These gardens use the soil, plants, and the naturally occurring microbes in the soil to treat the stormwater runoff.
The stormwater collects in the rain garden where it gently soaks through the plants and soil trapping any rubbish or debris on the surface. The plants utilise the nutrients in the rainwater and pollutants or toxins get stuck in the soil.
Note - Home rain gardens are designed to cope with low volumes of stormwater. Rain from larger storms or weather events should be able to bypass the rain garden feeding the water into stormwater drains to avoid damaging the garden.
Rainwater tanks are an effective way to collect stormwater for use in and around your home as well as assist in reducing the volume of water going into our natural waterways. Using this water source in your home also lowers the demand for the mains freshwater system.
The water from the tank can be used for a range of purposes throughout your home and in the garden including:
- Flushing the toilets
- Washing clothes
- Cleaning the car
- Watering the garden
By installing a rain garden or a water tank at your property you can help reduce excessive stormwater runoff in your area and help protect our delicate waterways.
If you're in Sydney and are interested in installing a rain garden or rainwater tank at your property our team of plumbing and drainage specialists can help.

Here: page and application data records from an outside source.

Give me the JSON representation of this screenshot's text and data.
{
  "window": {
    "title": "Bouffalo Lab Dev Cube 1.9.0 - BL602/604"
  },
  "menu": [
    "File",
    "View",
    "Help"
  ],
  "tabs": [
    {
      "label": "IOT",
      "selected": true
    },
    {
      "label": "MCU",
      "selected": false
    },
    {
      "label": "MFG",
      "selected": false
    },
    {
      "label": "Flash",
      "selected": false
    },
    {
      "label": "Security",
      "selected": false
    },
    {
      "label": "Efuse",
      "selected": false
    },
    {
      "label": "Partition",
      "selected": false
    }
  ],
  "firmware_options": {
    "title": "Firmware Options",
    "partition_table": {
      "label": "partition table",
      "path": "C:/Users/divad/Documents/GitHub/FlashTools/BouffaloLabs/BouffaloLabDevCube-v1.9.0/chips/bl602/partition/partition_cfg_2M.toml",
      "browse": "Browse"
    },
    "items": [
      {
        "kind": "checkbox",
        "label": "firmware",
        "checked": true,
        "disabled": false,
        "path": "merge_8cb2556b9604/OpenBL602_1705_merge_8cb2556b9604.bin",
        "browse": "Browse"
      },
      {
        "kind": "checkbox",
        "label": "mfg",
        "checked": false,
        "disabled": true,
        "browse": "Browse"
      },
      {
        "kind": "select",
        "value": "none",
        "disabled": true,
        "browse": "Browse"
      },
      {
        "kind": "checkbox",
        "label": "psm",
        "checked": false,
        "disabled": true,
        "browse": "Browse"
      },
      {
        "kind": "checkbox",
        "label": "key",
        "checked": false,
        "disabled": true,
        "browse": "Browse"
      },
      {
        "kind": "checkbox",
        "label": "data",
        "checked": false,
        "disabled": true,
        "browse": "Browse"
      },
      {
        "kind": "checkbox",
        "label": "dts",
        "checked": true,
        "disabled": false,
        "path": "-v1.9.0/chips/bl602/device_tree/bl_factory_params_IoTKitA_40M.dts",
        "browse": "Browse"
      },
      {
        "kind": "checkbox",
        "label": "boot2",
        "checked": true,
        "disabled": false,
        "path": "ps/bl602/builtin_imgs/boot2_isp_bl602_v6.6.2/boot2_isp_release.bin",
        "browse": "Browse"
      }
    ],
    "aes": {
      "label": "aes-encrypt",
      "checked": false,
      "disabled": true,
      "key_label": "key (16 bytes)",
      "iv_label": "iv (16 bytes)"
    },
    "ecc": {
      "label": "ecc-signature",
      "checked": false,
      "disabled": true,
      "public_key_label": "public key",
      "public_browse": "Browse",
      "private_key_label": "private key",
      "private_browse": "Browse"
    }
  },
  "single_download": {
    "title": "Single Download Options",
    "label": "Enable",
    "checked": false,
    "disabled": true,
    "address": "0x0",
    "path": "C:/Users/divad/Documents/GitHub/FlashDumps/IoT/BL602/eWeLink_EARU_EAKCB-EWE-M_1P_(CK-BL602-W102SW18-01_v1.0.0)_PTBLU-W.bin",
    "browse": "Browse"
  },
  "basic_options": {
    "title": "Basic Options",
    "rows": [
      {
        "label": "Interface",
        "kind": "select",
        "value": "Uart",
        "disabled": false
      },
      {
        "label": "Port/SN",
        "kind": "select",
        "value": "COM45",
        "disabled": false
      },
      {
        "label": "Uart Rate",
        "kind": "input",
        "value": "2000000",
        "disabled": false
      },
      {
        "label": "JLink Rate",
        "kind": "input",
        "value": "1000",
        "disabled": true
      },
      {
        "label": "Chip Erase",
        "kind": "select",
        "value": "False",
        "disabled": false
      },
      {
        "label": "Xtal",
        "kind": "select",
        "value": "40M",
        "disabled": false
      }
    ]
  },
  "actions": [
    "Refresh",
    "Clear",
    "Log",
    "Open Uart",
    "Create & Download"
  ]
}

Read the original ABC News article here - https://www.abc.net.au/news/2020-01-15/rain-gardens-green-roofs-solutions-for-stormwater-problem/11843114